We confess. When starting a microcontroller project, we often start with the last one we did for that environment, copy it, and just make changes. And the first one? It — ahem — might have been found on the Internet. There’s a lot more than just your code that goes into this. If you want to do (and understand) absolutely everything yourself on an ARM development project, you could use an all-in-one walkthrough. It just so happens [Jacob Mossberg] has a from scratch guide of what you need to do to get your C code running on ARM.
Starting with an ARM Cortex M3, he writes a simple C program and gets the assembly language equivalent. What follows is a detailed analysis of the machine code, exploring what the compiler assumed would be set up. This leads to understanding of what the start up code and linker script needs to look like.
It is a great approach and reminded us of the old saying about “teach someone how to fish.” He even devotes a little time to talking about getting debugging working with OCD. Of course, the exact details are specific to the chip he’s using, but most of it would apply to any ARM chip. Even if you don’t use ARM, though, the thought process and methodology is itself quite interesting.
This post would be just the thing if you are using Blue Pills and ready to move away from the Arduino ecosystem.

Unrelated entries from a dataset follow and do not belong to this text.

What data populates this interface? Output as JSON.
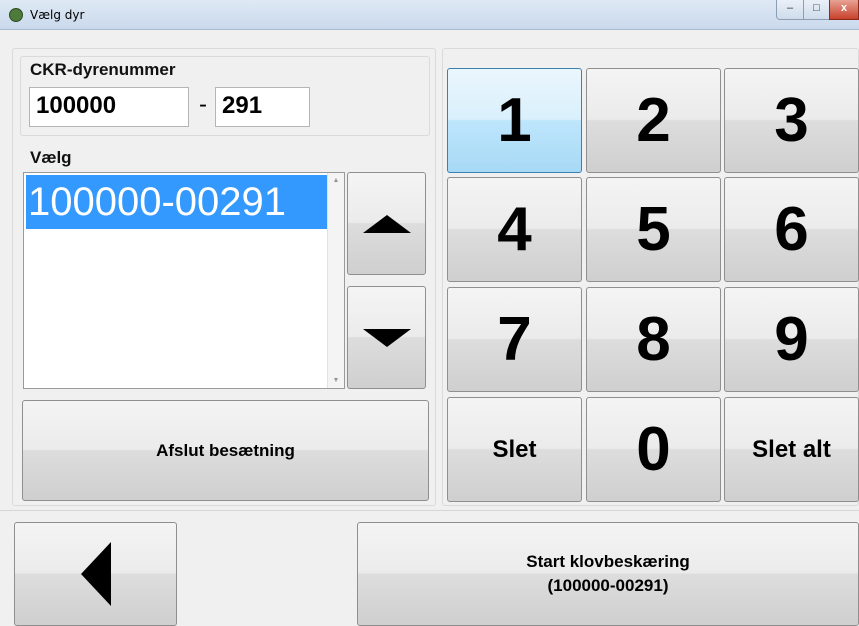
{
  "window": {
    "title": "Vælg dyr",
    "controls": {
      "minimize": "–",
      "maximize": "□",
      "close": "x"
    }
  },
  "ckr": {
    "label": "CKR-dyrenummer",
    "herd_value": "100000",
    "separator": "-",
    "animal_value": "291"
  },
  "select": {
    "label": "Vælg",
    "items": [
      "100000-00291"
    ],
    "selected_index": 0,
    "scroll_up": "▲",
    "scroll_down": "▼"
  },
  "nav": {
    "up_icon": "triangle-up-icon",
    "down_icon": "triangle-down-icon",
    "back_icon": "triangle-left-icon"
  },
  "actions": {
    "finish_label": "Afslut besætning",
    "start_label_line1": "Start klovbeskæring",
    "start_label_line2": "(100000-00291)"
  },
  "keypad": {
    "keys": [
      "1",
      "2",
      "3",
      "4",
      "5",
      "6",
      "7",
      "8",
      "9",
      "Slet",
      "0",
      "Slet alt"
    ],
    "focused_key": "1"
  },
  "colors": {
    "selection": "#3399ff",
    "background": "#f0f0f0"
  }
}
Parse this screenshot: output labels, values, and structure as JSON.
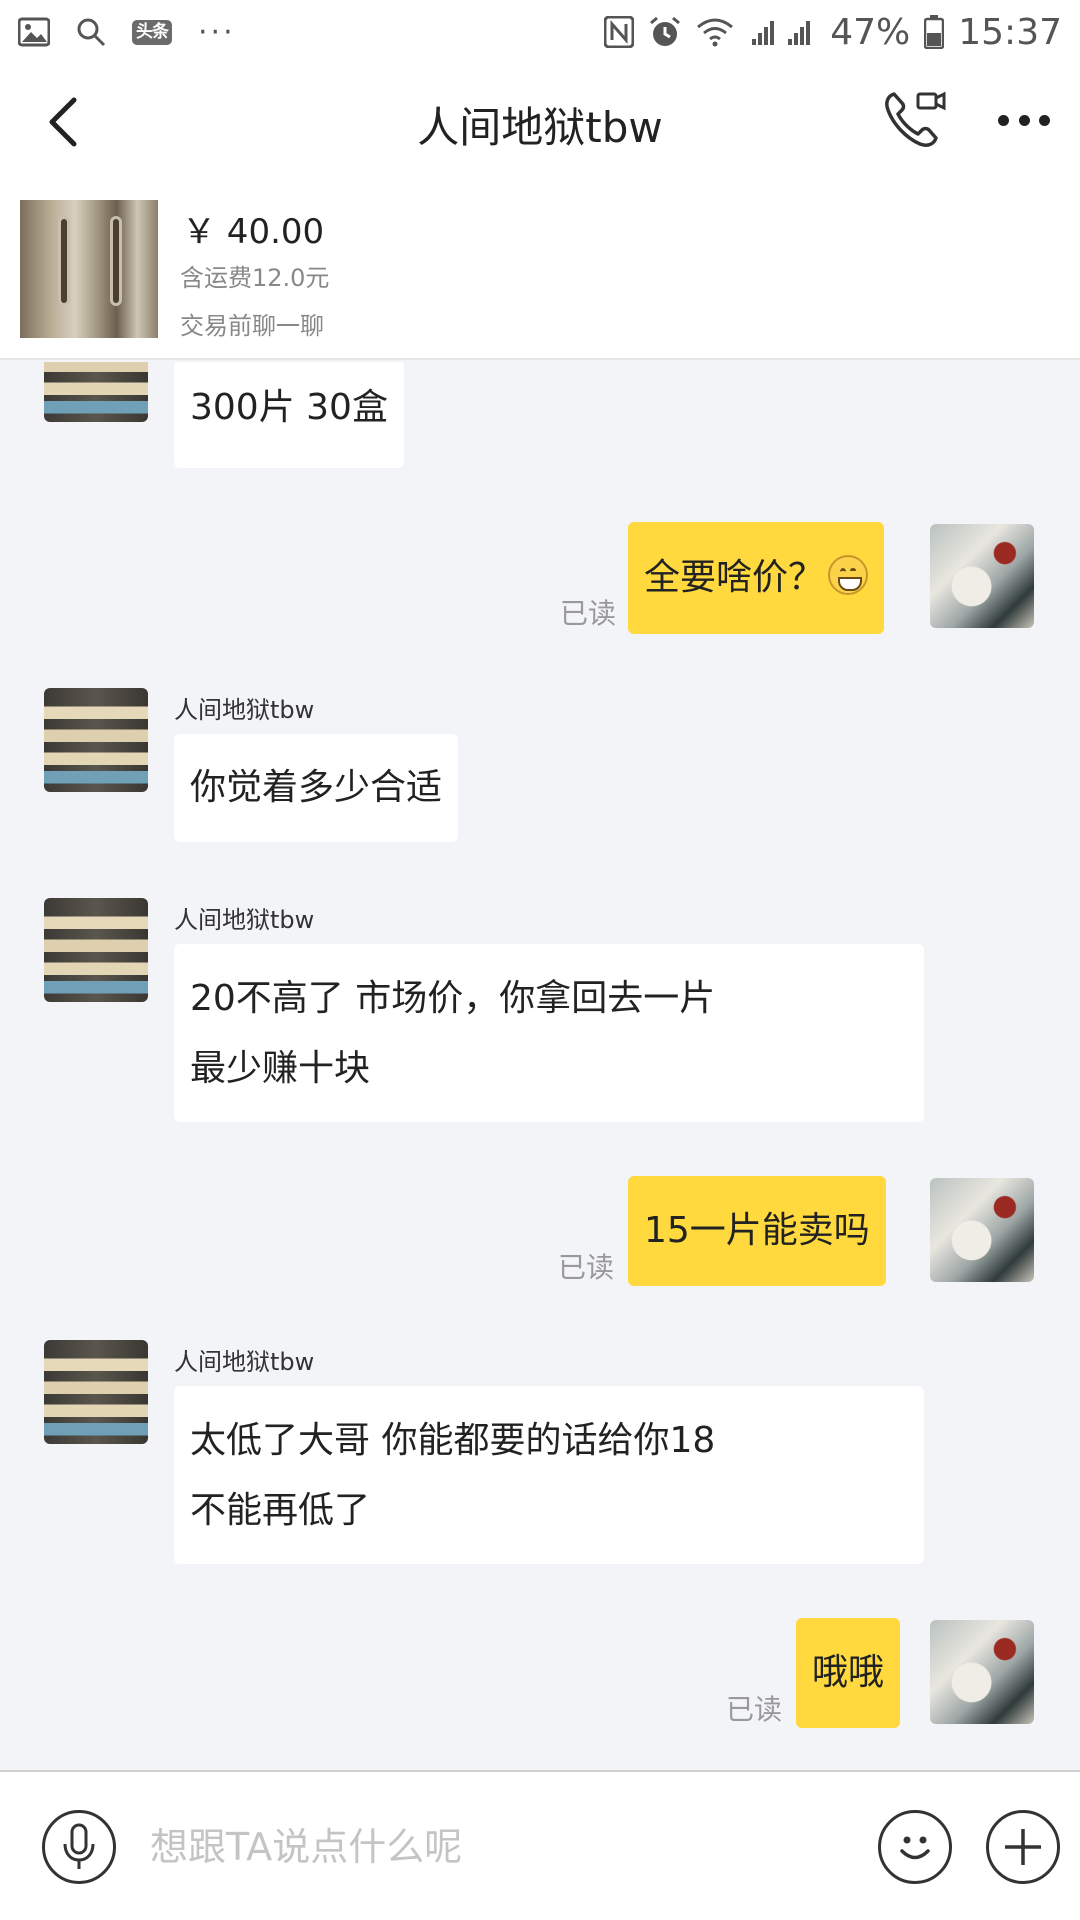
{
  "status_bar": {
    "toutiao_badge": "头条",
    "more_dots": "···",
    "battery_percent": "47%",
    "time": "15:37",
    "icons": [
      "gallery-icon",
      "search-icon",
      "nfc-icon",
      "alarm-icon",
      "wifi-icon",
      "signal-icon",
      "battery-icon"
    ]
  },
  "header": {
    "title": "人间地狱tbw"
  },
  "product": {
    "price": "￥ 40.00",
    "shipping": "含运费12.0元",
    "chat_prompt": "交易前聊一聊"
  },
  "messages": [
    {
      "from": "seller",
      "text": "300片 30盒"
    },
    {
      "from": "me",
      "text": "全要啥价？",
      "emoji": "grinning-face",
      "read": "已读"
    },
    {
      "from": "seller",
      "name": "人间地狱tbw",
      "text": "你觉着多少合适"
    },
    {
      "from": "seller",
      "name": "人间地狱tbw",
      "line1": "20不高了 市场价，你拿回去一片",
      "line2": "最少赚十块"
    },
    {
      "from": "me",
      "text": "15一片能卖吗",
      "read": "已读"
    },
    {
      "from": "seller",
      "name": "人间地狱tbw",
      "line1": "太低了大哥 你能都要的话给你18",
      "line2": "不能再低了"
    },
    {
      "from": "me",
      "text": "哦哦",
      "read": "已读"
    }
  ],
  "input": {
    "placeholder": "想跟TA说点什么呢",
    "value": ""
  },
  "colors": {
    "outgoing_bubble": "#ffd93d",
    "incoming_bubble": "#ffffff",
    "chat_background": "#f3f4f7"
  }
}
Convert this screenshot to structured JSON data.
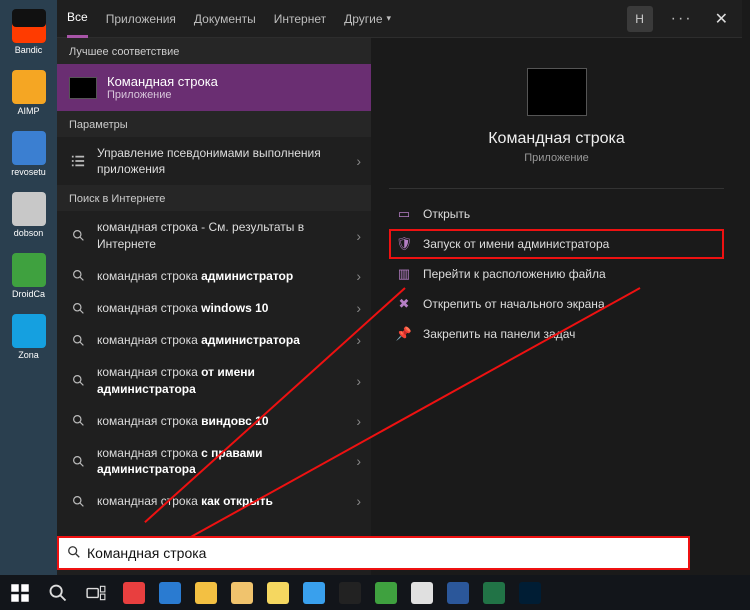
{
  "tabs": {
    "all": "Все",
    "apps": "Приложения",
    "docs": "Документы",
    "web": "Интернет",
    "more": "Другие",
    "user_initial": "Н"
  },
  "sections": {
    "best": "Лучшее соответствие",
    "params": "Параметры",
    "web": "Поиск в Интернете"
  },
  "bestmatch": {
    "title": "Командная строка",
    "subtitle": "Приложение"
  },
  "params_item": {
    "text": "Управление псевдонимами выполнения приложения"
  },
  "web_items": [
    {
      "prefix": "командная строка",
      "suffix": " - См. результаты в Интернете",
      "bold": ""
    },
    {
      "prefix": "командная строка ",
      "bold": "администратор",
      "suffix": ""
    },
    {
      "prefix": "командная строка ",
      "bold": "windows 10",
      "suffix": ""
    },
    {
      "prefix": "командная строка ",
      "bold": "администратора",
      "suffix": ""
    },
    {
      "prefix": "командная строка ",
      "bold": "от имени администратора",
      "suffix": ""
    },
    {
      "prefix": "командная строка ",
      "bold": "виндовс 10",
      "suffix": ""
    },
    {
      "prefix": "командная строка ",
      "bold": "с правами администратора",
      "suffix": ""
    },
    {
      "prefix": "командная строка ",
      "bold": "как открыть",
      "suffix": ""
    }
  ],
  "preview": {
    "title": "Командная строка",
    "subtitle": "Приложение"
  },
  "actions": {
    "open": "Открыть",
    "run_admin": "Запуск от имени администратора",
    "open_location": "Перейти к расположению файла",
    "unpin_start": "Открепить от начального экрана",
    "pin_taskbar": "Закрепить на панели задач"
  },
  "search": {
    "value": "Командная строка"
  },
  "desktop": {
    "items": [
      {
        "label": "Bandic",
        "color": "#111",
        "accent": "#ff3b00"
      },
      {
        "label": "AIMP",
        "color": "#f5a623"
      },
      {
        "label": "revosetu",
        "color": "#3b7fd1"
      },
      {
        "label": "dobson",
        "color": "#c8c8c8"
      },
      {
        "label": "DroidCa",
        "color": "#3fa13f"
      },
      {
        "label": "Zona",
        "color": "#15a0e0"
      }
    ]
  },
  "taskbar": {
    "apps": [
      {
        "name": "opera",
        "color": "#e83f3f"
      },
      {
        "name": "edge",
        "color": "#2a7bd1"
      },
      {
        "name": "chrome",
        "color": "#f3c042"
      },
      {
        "name": "folder",
        "color": "#f0c36d"
      },
      {
        "name": "notes",
        "color": "#f5d760"
      },
      {
        "name": "downloads",
        "color": "#39a0ed"
      },
      {
        "name": "bandicam",
        "color": "#222"
      },
      {
        "name": "utorrent",
        "color": "#3fa13f"
      },
      {
        "name": "paint",
        "color": "#e0e0e0"
      },
      {
        "name": "word",
        "color": "#2b579a"
      },
      {
        "name": "excel",
        "color": "#217346"
      },
      {
        "name": "photoshop",
        "color": "#001d34"
      }
    ]
  }
}
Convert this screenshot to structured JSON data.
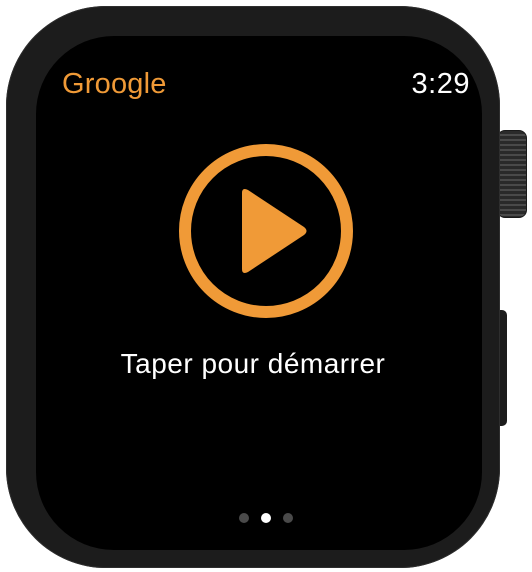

Of course, if you want to veer away from the Arduino system, but don’t want to go all the way to bare metal, there’s always mBed.